WWII vets mark D-Day anniversary in Normandy

CRICQUEVILLE-EN-BESSIN, France - More than 40 World War II veterans are to gather Monday on the French coast with American and French officials to rededicate a reopened monument to the D-Day invasion.

It was 67 years ago — on June 6, 1944 — that U.S. Army Rangers climbed the cliffs on a mission that Gen. Omar Bradley called the most dangerous assignment of the invasion.

The monument to the Rangers and German observation bunker it sits upon had been closed to the public for a decade because of safety concerns from decades of cliff erosion. A nearly $5 million project of the American Battle Monuments Commission stabilized the cliff and the bunker.

WWII veterans recall D-Day 67 years later

Commission Secretary Max Cleland said the 155mm guns in that bunker could have devastated the American landing on D-Day, had the Rangers failed.

Allied forces successfully invaded Normandy in one of the most massive, complicated and secret maneuvers in military history, Operation Overlord.

In two coordinated operations, 24,000 airborne troops attacked just after midnight. At 6:30 that morning, Operation Neptune brought 160,000 troops to the shores of Normandy in the largest amphibious assault in history.

The famous war correspondent, Ernie Pyle, tried to describe the scene just prior to landing:

"The best way I can describe this vast armada and the frantic urgency of the traffic is to suggest that you visualize New York City on its busiest day of the year and then just enlarge that scene until it takes in all the ocean the human eye can reach clear around the horizon and over the horizon.

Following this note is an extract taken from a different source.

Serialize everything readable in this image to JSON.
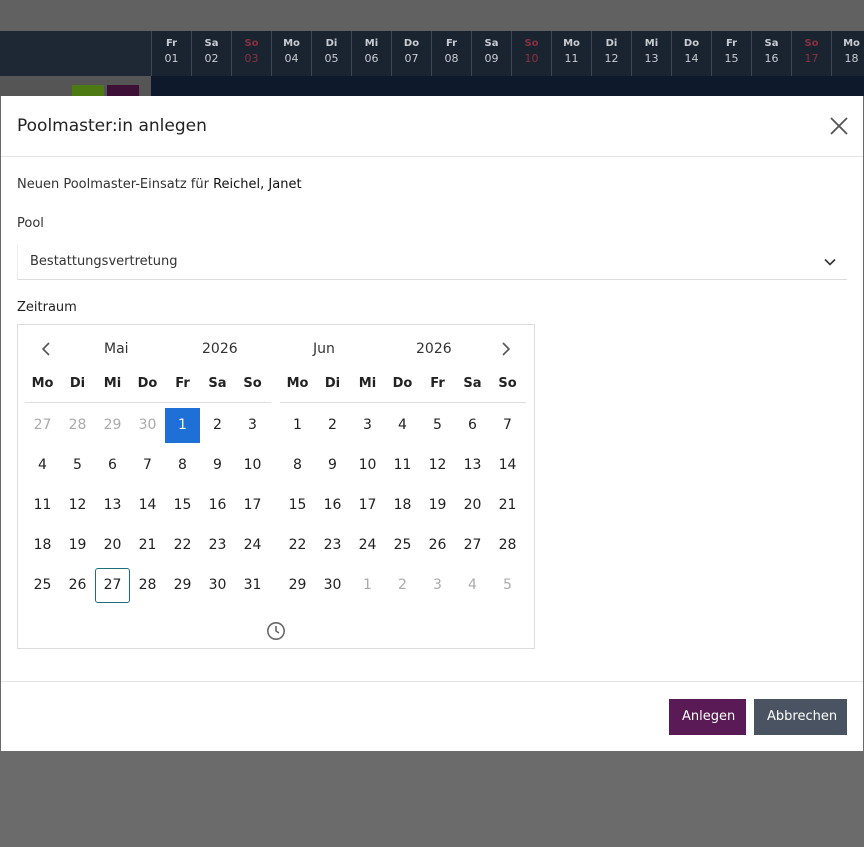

There are dozens of times that many."

Even with a massive armada, Gen. Dwight D. Eisenhower knew there was no certainty in war. He issued his historic message to the troops prior to their landing:

"You are about to embark upon the great crusade, toward which we have striven these many months. The eyes of the world are upon you. The hopes and prayers of liberty-loving people everywhere march with you."

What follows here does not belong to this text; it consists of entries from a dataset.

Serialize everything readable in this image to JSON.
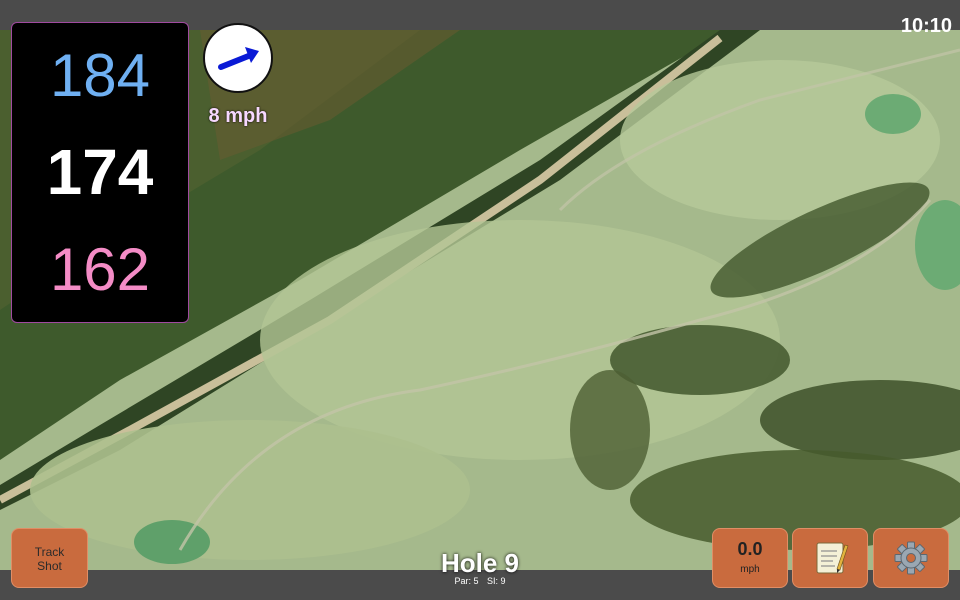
{
  "clock": "10:10",
  "distances": {
    "back": "184",
    "middle": "174",
    "front": "162"
  },
  "wind": {
    "speed_label": "8 mph"
  },
  "buttons": {
    "track_shot_line1": "Track",
    "track_shot_line2": "Shot"
  },
  "speed": {
    "value": "0.0",
    "unit": "mph"
  },
  "hole": {
    "title": "Hole 9",
    "par": "Par: 5",
    "si": "SI: 9"
  },
  "icons": {
    "notes": "notepad-icon",
    "settings": "gear-icon",
    "wind": "wind-arrow-icon"
  },
  "colors": {
    "back": "#6fb0f2",
    "middle": "#ffffff",
    "front": "#f48cc6",
    "button": "#c96b3e"
  }
}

That message was delivered, but Eisenhower, the supreme allied commander of the Allied Expeditionary Force, kept another message in his pocket, one never used, to be read in case the invasion failed.

It did not fail, but it came with a high price.

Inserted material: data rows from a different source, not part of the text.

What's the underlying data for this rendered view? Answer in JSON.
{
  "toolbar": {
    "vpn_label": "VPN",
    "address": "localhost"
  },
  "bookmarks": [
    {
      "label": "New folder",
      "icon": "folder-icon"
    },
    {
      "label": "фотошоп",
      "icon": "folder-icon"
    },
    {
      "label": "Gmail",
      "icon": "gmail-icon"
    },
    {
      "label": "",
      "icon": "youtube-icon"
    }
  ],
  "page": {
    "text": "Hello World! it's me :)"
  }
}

By the end of the first day 9,000 men were dead, but more than 100,000 were ashore. Millions would soon follow.